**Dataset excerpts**
· · · · · · ·
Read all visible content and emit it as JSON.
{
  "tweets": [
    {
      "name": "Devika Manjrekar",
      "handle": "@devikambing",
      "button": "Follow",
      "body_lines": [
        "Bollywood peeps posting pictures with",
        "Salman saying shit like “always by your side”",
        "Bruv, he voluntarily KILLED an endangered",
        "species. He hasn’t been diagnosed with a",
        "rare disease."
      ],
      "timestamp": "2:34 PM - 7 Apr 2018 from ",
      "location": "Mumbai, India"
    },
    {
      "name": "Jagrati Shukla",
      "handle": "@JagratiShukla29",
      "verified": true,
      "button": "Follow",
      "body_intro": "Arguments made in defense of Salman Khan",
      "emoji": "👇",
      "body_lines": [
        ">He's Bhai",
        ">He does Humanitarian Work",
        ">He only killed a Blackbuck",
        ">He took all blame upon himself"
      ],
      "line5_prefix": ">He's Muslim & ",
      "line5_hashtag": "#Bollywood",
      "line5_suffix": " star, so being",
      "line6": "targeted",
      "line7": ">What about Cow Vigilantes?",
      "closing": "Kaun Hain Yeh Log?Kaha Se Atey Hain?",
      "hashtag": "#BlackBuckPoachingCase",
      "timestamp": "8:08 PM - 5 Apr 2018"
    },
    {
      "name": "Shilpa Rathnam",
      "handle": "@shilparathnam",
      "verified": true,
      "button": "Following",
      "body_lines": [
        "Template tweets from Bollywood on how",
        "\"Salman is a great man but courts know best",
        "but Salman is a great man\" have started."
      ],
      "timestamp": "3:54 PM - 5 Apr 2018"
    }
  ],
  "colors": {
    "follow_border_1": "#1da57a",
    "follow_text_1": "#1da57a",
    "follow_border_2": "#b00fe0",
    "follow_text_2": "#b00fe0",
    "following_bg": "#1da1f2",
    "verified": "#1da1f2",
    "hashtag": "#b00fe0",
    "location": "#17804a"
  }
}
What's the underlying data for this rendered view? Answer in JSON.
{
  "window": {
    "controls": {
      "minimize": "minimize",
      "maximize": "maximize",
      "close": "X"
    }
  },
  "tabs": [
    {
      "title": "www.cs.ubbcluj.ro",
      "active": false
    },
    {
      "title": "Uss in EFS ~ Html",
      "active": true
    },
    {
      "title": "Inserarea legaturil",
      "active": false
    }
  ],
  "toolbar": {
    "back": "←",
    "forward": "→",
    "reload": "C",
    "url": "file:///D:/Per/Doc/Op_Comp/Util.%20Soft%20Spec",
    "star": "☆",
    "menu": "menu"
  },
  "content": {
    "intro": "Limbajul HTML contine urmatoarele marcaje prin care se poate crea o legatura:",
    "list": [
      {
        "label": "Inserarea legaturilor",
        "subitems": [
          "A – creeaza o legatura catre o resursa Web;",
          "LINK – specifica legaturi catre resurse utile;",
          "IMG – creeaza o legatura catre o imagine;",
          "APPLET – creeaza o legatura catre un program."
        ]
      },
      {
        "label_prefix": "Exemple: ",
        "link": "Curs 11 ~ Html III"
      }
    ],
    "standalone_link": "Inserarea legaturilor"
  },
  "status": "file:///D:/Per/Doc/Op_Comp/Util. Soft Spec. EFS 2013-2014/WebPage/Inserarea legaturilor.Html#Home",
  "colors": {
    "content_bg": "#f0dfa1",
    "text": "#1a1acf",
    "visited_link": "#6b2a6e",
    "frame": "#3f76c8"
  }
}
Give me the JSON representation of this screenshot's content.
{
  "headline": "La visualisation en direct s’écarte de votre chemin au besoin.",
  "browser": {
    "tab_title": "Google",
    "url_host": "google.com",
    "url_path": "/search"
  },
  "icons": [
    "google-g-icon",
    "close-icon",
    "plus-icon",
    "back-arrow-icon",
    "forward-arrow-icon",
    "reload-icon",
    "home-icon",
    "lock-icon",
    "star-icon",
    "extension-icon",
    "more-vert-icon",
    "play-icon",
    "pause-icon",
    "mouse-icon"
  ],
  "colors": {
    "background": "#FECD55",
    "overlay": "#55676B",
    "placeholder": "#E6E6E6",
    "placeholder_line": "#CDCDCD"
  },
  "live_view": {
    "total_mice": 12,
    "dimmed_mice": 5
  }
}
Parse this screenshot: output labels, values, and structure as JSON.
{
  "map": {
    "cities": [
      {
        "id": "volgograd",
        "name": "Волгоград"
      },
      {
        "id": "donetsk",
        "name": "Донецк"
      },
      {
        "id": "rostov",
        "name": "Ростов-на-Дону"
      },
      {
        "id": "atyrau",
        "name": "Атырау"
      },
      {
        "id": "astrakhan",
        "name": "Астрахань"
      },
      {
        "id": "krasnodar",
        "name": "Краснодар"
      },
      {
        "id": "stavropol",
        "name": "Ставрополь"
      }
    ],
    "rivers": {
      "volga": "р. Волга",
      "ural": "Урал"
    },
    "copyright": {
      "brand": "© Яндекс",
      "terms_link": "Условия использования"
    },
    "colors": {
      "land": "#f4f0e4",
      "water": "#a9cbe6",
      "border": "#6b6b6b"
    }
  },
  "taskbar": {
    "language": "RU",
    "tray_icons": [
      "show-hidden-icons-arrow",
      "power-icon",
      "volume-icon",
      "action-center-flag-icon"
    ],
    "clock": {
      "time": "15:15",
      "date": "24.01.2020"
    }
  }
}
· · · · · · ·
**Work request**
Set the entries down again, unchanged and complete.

**Task result**
Read all visible content and emit it as JSON.
{
  "tweets": [
    {
      "name": "Devika Manjrekar",
      "handle": "@devikambing",
      "button": "Follow",
      "body_lines": [
        "Bollywood peeps posting pictures with",
        "Salman saying shit like “always by your side”",
        "Bruv, he voluntarily KILLED an endangered",
        "species. He hasn’t been diagnosed with a",
        "rare disease."
      ],
      "timestamp": "2:34 PM - 7 Apr 2018 from ",
      "location": "Mumbai, India"
    },
    {
      "name": "Jagrati Shukla",
      "handle": "@JagratiShukla29",
      "verified": true,
      "button": "Follow",
      "body_intro": "Arguments made in defense of Salman Khan",
      "emoji": "👇",
      "body_lines": [
        ">He's Bhai",
        ">He does Humanitarian Work",
        ">He only killed a Blackbuck",
        ">He took all blame upon himself"
      ],
      "line5_prefix": ">He's Muslim & ",
      "line5_hashtag": "#Bollywood",
      "line5_suffix": " star, so being",
      "line6": "targeted",
      "line7": ">What about Cow Vigilantes?",
      "closing": "Kaun Hain Yeh Log?Kaha Se Atey Hain?",
      "hashtag": "#BlackBuckPoachingCase",
      "timestamp": "8:08 PM - 5 Apr 2018"
    },
    {
      "name": "Shilpa Rathnam",
      "handle": "@shilparathnam",
      "verified": true,
      "button": "Following",
      "body_lines": [
        "Template tweets from Bollywood on how",
        "\"Salman is a great man but courts know best",
        "but Salman is a great man\" have started."
      ],
      "timestamp": "3:54 PM - 5 Apr 2018"
    }
  ],
  "colors": {
    "follow_border_1": "#1da57a",
    "follow_text_1": "#1da57a",
    "follow_border_2": "#b00fe0",
    "follow_text_2": "#b00fe0",
    "following_bg": "#1da1f2",
    "verified": "#1da1f2",
    "hashtag": "#b00fe0",
    "location": "#17804a"
  }
}
What's the underlying data for this rendered view? Answer in JSON.
{
  "window": {
    "controls": {
      "minimize": "minimize",
      "maximize": "maximize",
      "close": "X"
    }
  },
  "tabs": [
    {
      "title": "www.cs.ubbcluj.ro",
      "active": false
    },
    {
      "title": "Uss in EFS ~ Html",
      "active": true
    },
    {
      "title": "Inserarea legaturil",
      "active": false
    }
  ],
  "toolbar": {
    "back": "←",
    "forward": "→",
    "reload": "C",
    "url": "file:///D:/Per/Doc/Op_Comp/Util.%20Soft%20Spec",
    "star": "☆",
    "menu": "menu"
  },
  "content": {
    "intro": "Limbajul HTML contine urmatoarele marcaje prin care se poate crea o legatura:",
    "list": [
      {
        "label": "Inserarea legaturilor",
        "subitems": [
          "A – creeaza o legatura catre o resursa Web;",
          "LINK – specifica legaturi catre resurse utile;",
          "IMG – creeaza o legatura catre o imagine;",
          "APPLET – creeaza o legatura catre un program."
        ]
      },
      {
        "label_prefix": "Exemple: ",
        "link": "Curs 11 ~ Html III"
      }
    ],
    "standalone_link": "Inserarea legaturilor"
  },
  "status": "file:///D:/Per/Doc/Op_Comp/Util. Soft Spec. EFS 2013-2014/WebPage/Inserarea legaturilor.Html#Home",
  "colors": {
    "content_bg": "#f0dfa1",
    "text": "#1a1acf",
    "visited_link": "#6b2a6e",
    "frame": "#3f76c8"
  }
}
Give me the JSON representation of this screenshot's content.
{
  "headline": "La visualisation en direct s’écarte de votre chemin au besoin.",
  "browser": {
    "tab_title": "Google",
    "url_host": "google.com",
    "url_path": "/search"
  },
  "icons": [
    "google-g-icon",
    "close-icon",
    "plus-icon",
    "back-arrow-icon",
    "forward-arrow-icon",
    "reload-icon",
    "home-icon",
    "lock-icon",
    "star-icon",
    "extension-icon",
    "more-vert-icon",
    "play-icon",
    "pause-icon",
    "mouse-icon"
  ],
  "colors": {
    "background": "#FECD55",
    "overlay": "#55676B",
    "placeholder": "#E6E6E6",
    "placeholder_line": "#CDCDCD"
  },
  "live_view": {
    "total_mice": 12,
    "dimmed_mice": 5
  }
}
Parse this screenshot: output labels, values, and structure as JSON.
{
  "map": {
    "cities": [
      {
        "id": "volgograd",
        "name": "Волгоград"
      },
      {
        "id": "donetsk",
        "name": "Донецк"
      },
      {
        "id": "rostov",
        "name": "Ростов-на-Дону"
      },
      {
        "id": "atyrau",
        "name": "Атырау"
      },
      {
        "id": "astrakhan",
        "name": "Астрахань"
      },
      {
        "id": "krasnodar",
        "name": "Краснодар"
      },
      {
        "id": "stavropol",
        "name": "Ставрополь"
      }
    ],
    "rivers": {
      "volga": "р. Волга",
      "ural": "Урал"
    },
    "copyright": {
      "brand": "© Яндекс",
      "terms_link": "Условия использования"
    },
    "colors": {
      "land": "#f4f0e4",
      "water": "#a9cbe6",
      "border": "#6b6b6b"
    }
  },
  "taskbar": {
    "language": "RU",
    "tray_icons": [
      "show-hidden-icons-arrow",
      "power-icon",
      "volume-icon",
      "action-center-flag-icon"
    ],
    "clock": {
      "time": "15:15",
      "date": "24.01.2020"
    }
  }
}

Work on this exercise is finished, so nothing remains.